Next week, Samsung (NASDAQOTH: SSNLF) will launch its mobile payments feature in the U.S. If there was ever a time when Samsung needed something new to help the company, it's now.
According to Gartner, Samsung's smartphone unit sales fell 5.3% during the second quarter, and revenue fell 8.4% year-over-year. That marks the seventh consecutive quarterly drop in revenue for Samsung, and it comes at a time when its primary mobile competitor, Apple (NASDAQ:AAPL), increased iPhone sales by 36%.
Samsung is hoping that Pay will help differentiate its smartphones from other Android devices, and at the same time show consumers that it has similar high-end features that iPhones feature. But launching a successful mobile-payments platform in the U.S. is easier said than done -- just ask Apple.

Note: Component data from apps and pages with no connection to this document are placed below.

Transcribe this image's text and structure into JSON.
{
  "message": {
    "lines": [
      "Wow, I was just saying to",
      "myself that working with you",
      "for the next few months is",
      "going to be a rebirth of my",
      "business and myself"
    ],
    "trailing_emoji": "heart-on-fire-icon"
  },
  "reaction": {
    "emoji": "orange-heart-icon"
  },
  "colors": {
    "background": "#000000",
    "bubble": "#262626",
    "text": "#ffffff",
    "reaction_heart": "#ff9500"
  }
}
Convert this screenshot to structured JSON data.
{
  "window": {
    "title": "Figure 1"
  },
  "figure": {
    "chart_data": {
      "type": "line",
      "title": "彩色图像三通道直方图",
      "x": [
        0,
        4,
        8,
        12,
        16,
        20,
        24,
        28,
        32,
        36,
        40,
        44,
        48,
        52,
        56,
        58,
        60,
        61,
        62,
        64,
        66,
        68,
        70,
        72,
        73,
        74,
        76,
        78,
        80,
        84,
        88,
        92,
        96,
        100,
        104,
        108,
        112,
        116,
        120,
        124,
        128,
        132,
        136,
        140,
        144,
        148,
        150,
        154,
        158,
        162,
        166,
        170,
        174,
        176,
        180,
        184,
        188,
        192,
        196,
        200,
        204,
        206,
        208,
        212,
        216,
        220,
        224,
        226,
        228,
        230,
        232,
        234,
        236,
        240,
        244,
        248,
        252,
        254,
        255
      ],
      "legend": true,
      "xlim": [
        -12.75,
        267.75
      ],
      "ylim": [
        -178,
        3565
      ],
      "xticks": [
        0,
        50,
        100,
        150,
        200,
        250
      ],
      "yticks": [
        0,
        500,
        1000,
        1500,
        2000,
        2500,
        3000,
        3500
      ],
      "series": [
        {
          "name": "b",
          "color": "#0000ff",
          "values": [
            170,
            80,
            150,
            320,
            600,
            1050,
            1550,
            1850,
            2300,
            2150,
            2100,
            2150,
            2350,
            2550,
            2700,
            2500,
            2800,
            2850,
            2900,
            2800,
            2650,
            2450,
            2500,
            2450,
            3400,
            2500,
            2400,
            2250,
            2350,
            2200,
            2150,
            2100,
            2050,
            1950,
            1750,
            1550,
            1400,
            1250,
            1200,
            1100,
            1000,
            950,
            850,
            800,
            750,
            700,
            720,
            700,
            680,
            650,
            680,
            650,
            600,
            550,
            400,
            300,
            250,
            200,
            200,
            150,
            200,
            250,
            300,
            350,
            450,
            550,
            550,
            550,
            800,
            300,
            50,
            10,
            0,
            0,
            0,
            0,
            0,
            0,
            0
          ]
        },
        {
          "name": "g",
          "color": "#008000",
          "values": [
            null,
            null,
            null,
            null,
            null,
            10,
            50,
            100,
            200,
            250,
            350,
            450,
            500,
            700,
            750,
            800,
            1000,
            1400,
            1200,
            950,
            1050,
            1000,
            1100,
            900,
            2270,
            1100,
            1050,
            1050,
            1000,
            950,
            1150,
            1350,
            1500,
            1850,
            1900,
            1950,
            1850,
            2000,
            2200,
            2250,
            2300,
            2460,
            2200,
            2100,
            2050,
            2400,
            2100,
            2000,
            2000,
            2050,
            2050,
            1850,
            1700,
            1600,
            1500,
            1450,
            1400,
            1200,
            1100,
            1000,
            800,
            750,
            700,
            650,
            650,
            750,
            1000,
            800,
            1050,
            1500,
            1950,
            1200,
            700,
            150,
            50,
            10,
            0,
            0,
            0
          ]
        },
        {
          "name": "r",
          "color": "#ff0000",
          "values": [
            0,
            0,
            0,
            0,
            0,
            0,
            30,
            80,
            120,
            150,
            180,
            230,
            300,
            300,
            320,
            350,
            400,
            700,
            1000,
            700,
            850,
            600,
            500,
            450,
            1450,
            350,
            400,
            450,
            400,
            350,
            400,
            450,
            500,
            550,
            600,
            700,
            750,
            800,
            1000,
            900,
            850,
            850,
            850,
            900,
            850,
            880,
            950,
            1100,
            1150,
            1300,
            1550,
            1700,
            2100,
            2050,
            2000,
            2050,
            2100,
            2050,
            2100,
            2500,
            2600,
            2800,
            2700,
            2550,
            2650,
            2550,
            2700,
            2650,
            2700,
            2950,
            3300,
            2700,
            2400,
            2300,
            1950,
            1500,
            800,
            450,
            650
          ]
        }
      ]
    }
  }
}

Samsung Pay vs. Apple Pay
Trying to make it big in the mobile payments segment is a worthwhile effort. By 2020, more than $130 billion will be spent worldwide using near-field-communication (NFC) payments, but getting there won't be easy.
Apple Pay launched last year at 200,000 locations across the U.S. and has since spiked to more than one million locations. Apple's system used NFC to transfer a secure token between an iPhone and the payment terminal, and it authenticated using Touch ID on the smartphone. The feature also works on Apple's new Watch. But despite the increased rollout, research from Trustev found that 79% of those with access to Apple Pay -- specifically iPhone 6 and 6 Plus users -- have never used the feature.
Samsung Pay similarly works with NFC but can also be used at payment terminals that only have magnetic credit card processing. That could potentially be a big advantage for Samsung, as its service will be compatible with about 90% of current U.S. payment terminals without the need to upgrade to NFC.
Samsung Pay has only been available in South Korea prior to its U.S. launch, but the company said in a blog post that it has processed more than 1.5 million transactions worth $30 million in its first month. Samsung says that of the users who have tried it, about 10% use it everyday.
Injong Rhee, executive vice president of Samsung Electronics and head of Samsung Pay said, "Although the details on Samsung Pay usage are constantly being updated, the response we've received so far has been beyond our expectations."
This isn't going to be easy
There are several hurdles in the way for Samsung Pay's U.S. launch. First, the U.S. hasn't exactly been the most forward-thinking when it comes to payment technology. We're only now just getting credit cards with the chip-and-pin system and updating terminals for next month's deadline. Many parts of the world have had this technology for years.
Second, Samsung Pay's initial success comes on its home turf of South Korea, and it will be far harder to replicate that same success in the U.S. Between January and April of this year, Apple held 41% of the smartphone market, and Samsung came in second with about 29%. If Apple is still having a hard time getting users to make purchases with Apple Pay after launching the service a year ago -- and having a dominant smartphone position -- then it will be even harder for Samsung Pay.
That's not to say Samsung Pay is doomed in the U.S. But if investors are looking to Samsung Pay to help turn around smartphone sales in any measurable way, they will likely be very disappointed.